In the event that multiple aircraft are requested to a scene (or to a hospital), all agencies must be explicitly told of all other responding aircraft to help prevent a mid-air collision. Most localities have no air-traffic controller responsible for medical aircraft, and the pilots need to know to communicate with each other to avoid disaster.
Aeromedical transportation services in the United States require physician medical direction. These doctors are responsible for supervising all aspects of the medical care provided by the medical crew and must have final authority over all clinical aspects of care. Most medical directors have a background in emergency medicine, though this is not always necessary. The requirements for medical directors vary based on state regulations and organizational policies. The NAEMSP position statement on the topic has over 30 recommendations regarding requisite knowledge and duties of medical directors for flight programs. The recommendations include knowledge of applicable laws, ground EMS, advanced resuscitation, effects of altitude, safety, dispatching, disaster management, and adult education. The medical director should approve all operational protocols, safety procedures, and biomedical equipment in addition to participating in the initial and continuing education of all air medical personnel.
Physician presence as part of the flight crew is relatively rare in the United States but is often the standard internationally. These physicians can offer real-time medical direction in addition to an expanded skill set. For crews without a flight physician, real-time medical direction can be challenging as communication via cell phones is often prohibited in flight, making protocols and training even more important.

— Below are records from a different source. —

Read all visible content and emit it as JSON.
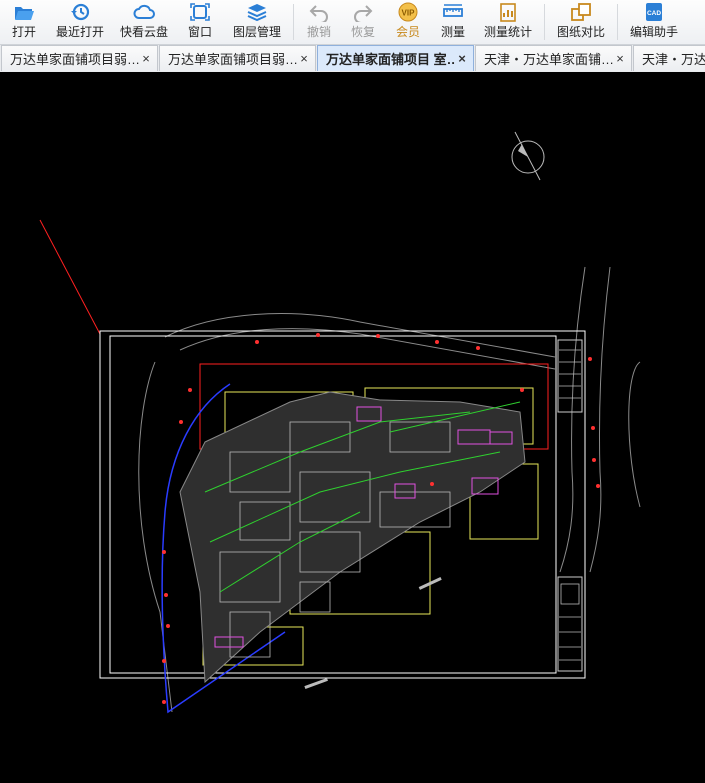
{
  "toolbar": {
    "open": {
      "label": "打开",
      "icon": "folder-open-icon"
    },
    "recent": {
      "label": "最近打开",
      "icon": "history-icon"
    },
    "cloud": {
      "label": "快看云盘",
      "icon": "cloud-icon"
    },
    "window": {
      "label": "窗口",
      "icon": "window-icon"
    },
    "layers": {
      "label": "图层管理",
      "icon": "layers-icon"
    },
    "undo": {
      "label": "撤销",
      "icon": "undo-icon"
    },
    "redo": {
      "label": "恢复",
      "icon": "redo-icon"
    },
    "vip": {
      "label": "会员",
      "icon": "vip-icon",
      "badge": "VIP"
    },
    "measure": {
      "label": "测量",
      "icon": "ruler-icon"
    },
    "measure_stats": {
      "label": "测量统计",
      "icon": "measure-stats-icon"
    },
    "compare": {
      "label": "图纸对比",
      "icon": "compare-icon"
    },
    "edit_helper": {
      "label": "编辑助手",
      "icon": "edit-helper-icon",
      "badge": "CAD"
    }
  },
  "tabs": [
    {
      "title": "万达单家面铺项目弱…",
      "close": "×"
    },
    {
      "title": "万达单家面铺项目弱…",
      "close": "×"
    },
    {
      "title": "万达单家面铺项目 室…",
      "close": "×",
      "active": true
    },
    {
      "title": "天津・万达单家面铺…",
      "close": "×"
    },
    {
      "title": "天津・万达…",
      "close": ""
    }
  ],
  "colors": {
    "canvas_bg": "#000000",
    "border_white": "#ffffff",
    "site_red": "#ff2020",
    "zone_yellow": "#e8e85a",
    "boundary_blue": "#2a3cff",
    "road_gray": "#9a9a9a",
    "building_magenta": "#e050e0",
    "pipe_green": "#2fd02f",
    "accent_blue": "#2b7fd6"
  }
}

Aeromedical programs are charged with providing regional education regarding indications for flight requests, landing zone preparation, aircraft safety, and other perceived needs. Programs should also participate in regional trauma and medical care groups and track statistics regarding outcomes and overtriage rates. Proactive integration into EMS systems of care is highly encouraged. The medical director plays a key role in forging and maintaining these various relationships.

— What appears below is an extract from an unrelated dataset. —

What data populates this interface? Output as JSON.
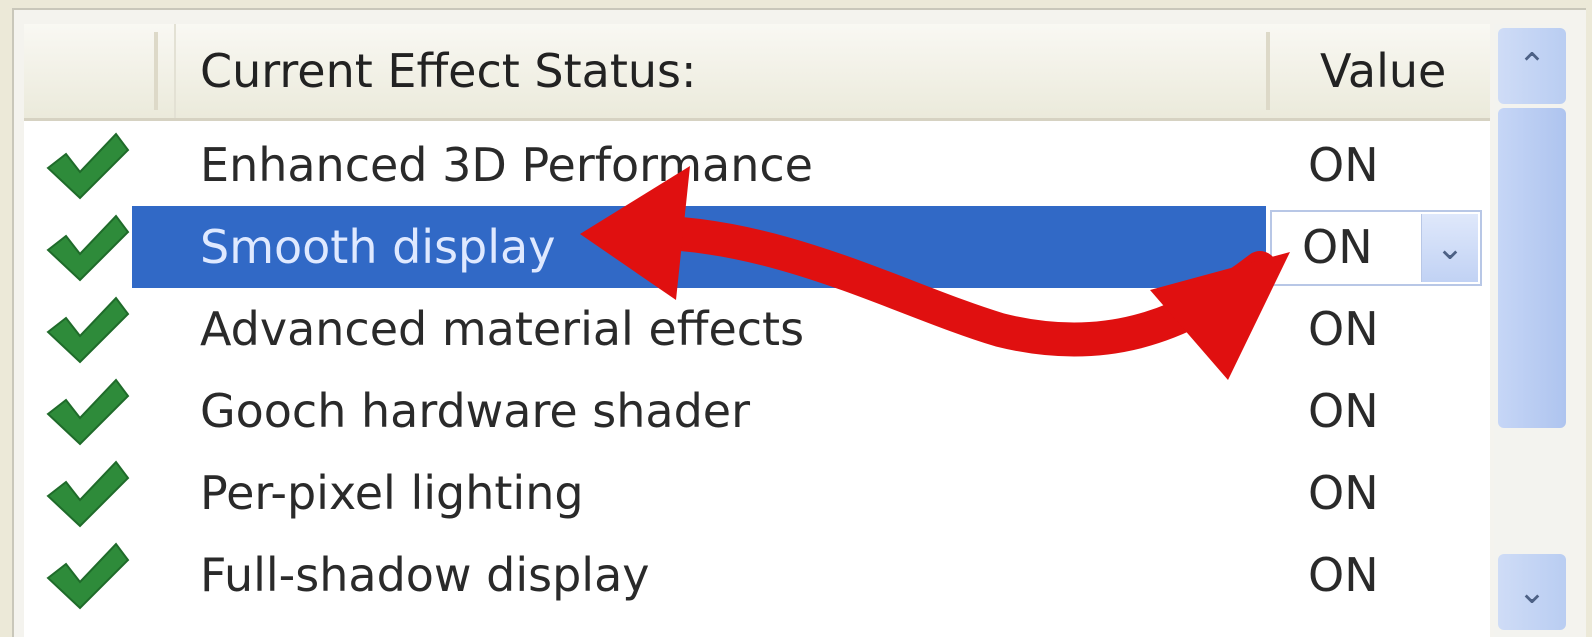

There is limited evidence regarding the outcomes of aeromedical versus ground transport. It would be difficult, perhaps impossible, to conduct randomized controlled trials comparing air and ground EMS care. As a result, most studies are retrospective and suffer from significant selection bias. Many studies do demonstrate higher skill success for aeromedical crews, especially with advanced airways and RSI. Research that examines patient-oriented outcomes is rare. However, there is a trend towards morbidity and mortality benefit of HEMS in time-critical trauma cases. It is generally accepted that there are many patients who are not sick enough or are too sick and cannot benefit from aeromedical transportation. Thus, the exact benefit of air transportation remains largely undefined.